◆ **What the task asks**:
The records follow. Copy each one exactly.

◆ **Input records**:
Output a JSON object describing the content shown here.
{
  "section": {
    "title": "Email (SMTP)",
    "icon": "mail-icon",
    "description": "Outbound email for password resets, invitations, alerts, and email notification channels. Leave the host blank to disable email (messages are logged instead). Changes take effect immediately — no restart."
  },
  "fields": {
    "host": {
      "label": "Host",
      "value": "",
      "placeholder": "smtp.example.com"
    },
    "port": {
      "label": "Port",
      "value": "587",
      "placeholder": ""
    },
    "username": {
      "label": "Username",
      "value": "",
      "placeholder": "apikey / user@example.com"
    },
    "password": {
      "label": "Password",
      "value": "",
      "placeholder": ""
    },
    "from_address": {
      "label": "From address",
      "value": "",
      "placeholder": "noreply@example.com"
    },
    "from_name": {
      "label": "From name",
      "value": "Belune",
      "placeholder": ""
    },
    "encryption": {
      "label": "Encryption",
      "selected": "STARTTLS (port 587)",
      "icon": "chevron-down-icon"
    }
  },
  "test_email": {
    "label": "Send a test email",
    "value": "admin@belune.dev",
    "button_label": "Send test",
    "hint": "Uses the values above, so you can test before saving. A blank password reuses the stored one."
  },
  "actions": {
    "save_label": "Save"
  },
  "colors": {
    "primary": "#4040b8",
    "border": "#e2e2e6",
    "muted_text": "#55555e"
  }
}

◆ **Answer space**:
Output a JSON object describing the content shown here.
{
  "section": {
    "title": "Email (SMTP)",
    "icon": "mail-icon",
    "description": "Outbound email for password resets, invitations, alerts, and email notification channels. Leave the host blank to disable email (messages are logged instead). Changes take effect immediately — no restart."
  },
  "fields": {
    "host": {
      "label": "Host",
      "value": "",
      "placeholder": "smtp.example.com"
    },
    "port": {
      "label": "Port",
      "value": "587",
      "placeholder": ""
    },
    "username": {
      "label": "Username",
      "value": "",
      "placeholder": "apikey / user@example.com"
    },
    "password": {
      "label": "Password",
      "value": "",
      "placeholder": ""
    },
    "from_address": {
      "label": "From address",
      "value": "",
      "placeholder": "noreply@example.com"
    },
    "from_name": {
      "label": "From name",
      "value": "Belune",
      "placeholder": ""
    },
    "encryption": {
      "label": "Encryption",
      "selected": "STARTTLS (port 587)",
      "icon": "chevron-down-icon"
    }
  },
  "test_email": {
    "label": "Send a test email",
    "value": "admin@belune.dev",
    "button_label": "Send test",
    "hint": "Uses the values above, so you can test before saving. A blank password reuses the stored one."
  },
  "actions": {
    "save_label": "Save"
  },
  "colors": {
    "primary": "#4040b8",
    "border": "#e2e2e6",
    "muted_text": "#55555e"
  }
}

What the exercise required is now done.